### About this task
In the records, each line holding "TOPOGRAFIA" must be reported.

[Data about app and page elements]
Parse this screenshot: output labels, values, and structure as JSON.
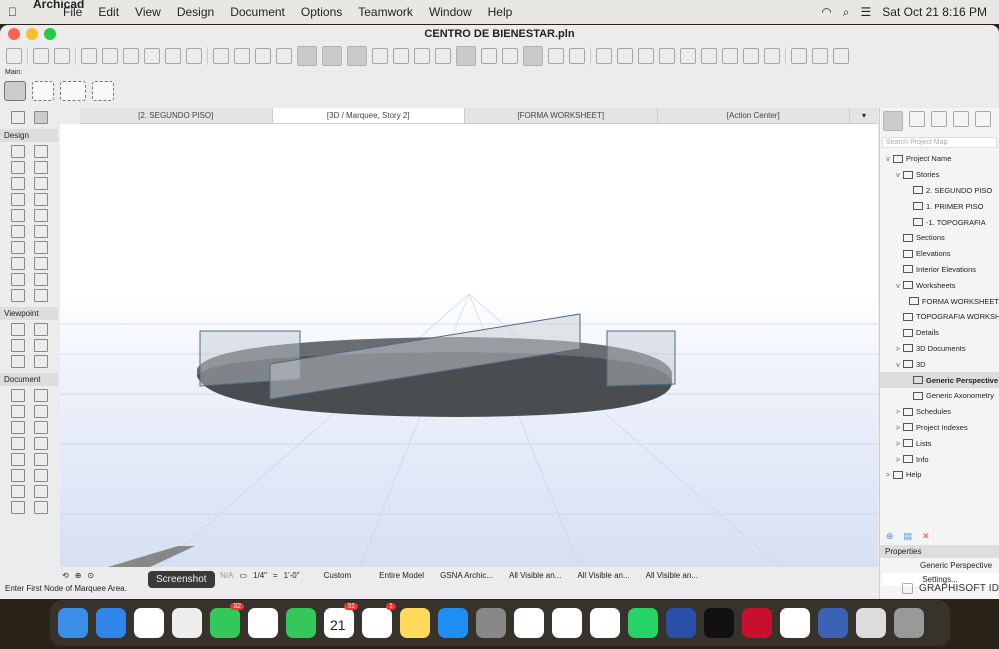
{
  "menubar": {
    "apple": "",
    "app": "Archicad",
    "items": [
      "File",
      "Edit",
      "View",
      "Design",
      "Document",
      "Options",
      "Teamwork",
      "Window",
      "Help"
    ],
    "clock": "Sat Oct 21  8:16 PM"
  },
  "window": {
    "title": "CENTRO DE BIENESTAR.pln"
  },
  "infobox": {
    "label": "Main:"
  },
  "tabs": [
    {
      "label": "[2. SEGUNDO PISO]"
    },
    {
      "label": "[3D / Marquee, Story 2]"
    },
    {
      "label": "[FORMA WORKSHEET]"
    },
    {
      "label": "[Action Center]"
    }
  ],
  "toolbox": {
    "sections": [
      "Design",
      "Viewpoint",
      "Document"
    ]
  },
  "navbar": {
    "na": "N/A",
    "scale": "1/4\"",
    "eq": "=",
    "scale_value": "1'-0\"",
    "custom": "Custom",
    "model": "Entire Model",
    "pen": "GSNA Archic...",
    "layers1": "All Visible an...",
    "layers2": "All Visible an...",
    "layers3": "All Visible an..."
  },
  "status": "Enter First Node of Marquee Area.",
  "tooltip": "Screenshot",
  "project_map": {
    "search_placeholder": "Search Project Map",
    "nodes": [
      {
        "label": "Project Name",
        "lvl": 0,
        "tw": "v"
      },
      {
        "label": "Stories",
        "lvl": 1,
        "tw": "v"
      },
      {
        "label": "2. SEGUNDO PISO",
        "lvl": 2
      },
      {
        "label": "1. PRIMER PISO",
        "lvl": 2
      },
      {
        "label": "-1. TOPOGRAFIA",
        "lvl": 2
      },
      {
        "label": "Sections",
        "lvl": 1
      },
      {
        "label": "Elevations",
        "lvl": 1
      },
      {
        "label": "Interior Elevations",
        "lvl": 1
      },
      {
        "label": "Worksheets",
        "lvl": 1,
        "tw": "v"
      },
      {
        "label": "FORMA WORKSHEET",
        "lvl": 2
      },
      {
        "label": "TOPOGRAFIA WORKSHEET",
        "lvl": 2
      },
      {
        "label": "Details",
        "lvl": 1
      },
      {
        "label": "3D Documents",
        "lvl": 1,
        "tw": ">"
      },
      {
        "label": "3D",
        "lvl": 1,
        "tw": "v"
      },
      {
        "label": "Generic Perspective",
        "lvl": 2,
        "sel": true
      },
      {
        "label": "Generic Axonometry",
        "lvl": 2
      },
      {
        "label": "Schedules",
        "lvl": 1,
        "tw": ">"
      },
      {
        "label": "Project Indexes",
        "lvl": 1,
        "tw": ">"
      },
      {
        "label": "Lists",
        "lvl": 1,
        "tw": ">"
      },
      {
        "label": "Info",
        "lvl": 1,
        "tw": ">"
      },
      {
        "label": "Help",
        "lvl": 0,
        "tw": ">"
      }
    ]
  },
  "properties": {
    "header": "Properties",
    "value": "Generic Perspective",
    "settings": "Settings...",
    "brand": "GRAPHISOFT ID"
  },
  "dock": {
    "apps": [
      {
        "name": "finder",
        "color": "#3a8ee6"
      },
      {
        "name": "safari",
        "color": "#2f86e8"
      },
      {
        "name": "chrome",
        "color": "#ffffff"
      },
      {
        "name": "screenshot",
        "color": "#eeeeee"
      },
      {
        "name": "messages",
        "color": "#34c759",
        "badge": "32"
      },
      {
        "name": "photos",
        "color": "#ffffff"
      },
      {
        "name": "facetime",
        "color": "#34c759"
      },
      {
        "name": "calendar",
        "color": "#ffffff",
        "badge": "31",
        "text": "21"
      },
      {
        "name": "reminders",
        "color": "#ffffff",
        "badge": "1"
      },
      {
        "name": "notes",
        "color": "#ffd95a"
      },
      {
        "name": "app-store",
        "color": "#1e8ef5"
      },
      {
        "name": "system-settings",
        "color": "#888888"
      },
      {
        "name": "powerpoint",
        "color": "#ffffff"
      },
      {
        "name": "word",
        "color": "#ffffff"
      },
      {
        "name": "outlook",
        "color": "#ffffff"
      },
      {
        "name": "whatsapp",
        "color": "#25d366"
      },
      {
        "name": "archicad",
        "color": "#2a4fa8"
      },
      {
        "name": "spotify",
        "color": "#111111"
      },
      {
        "name": "autocad",
        "color": "#c8102e"
      },
      {
        "name": "sketchup",
        "color": "#ffffff"
      },
      {
        "name": "archicad-edu",
        "color": "#3a63b8"
      },
      {
        "name": "archive",
        "color": "#dddddd"
      },
      {
        "name": "trash",
        "color": "#999999"
      }
    ]
  }
}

### Task solution
        "label": "-1. TOPOGRAFIA",
        "label": "TOPOGRAFIA WORKSHEET",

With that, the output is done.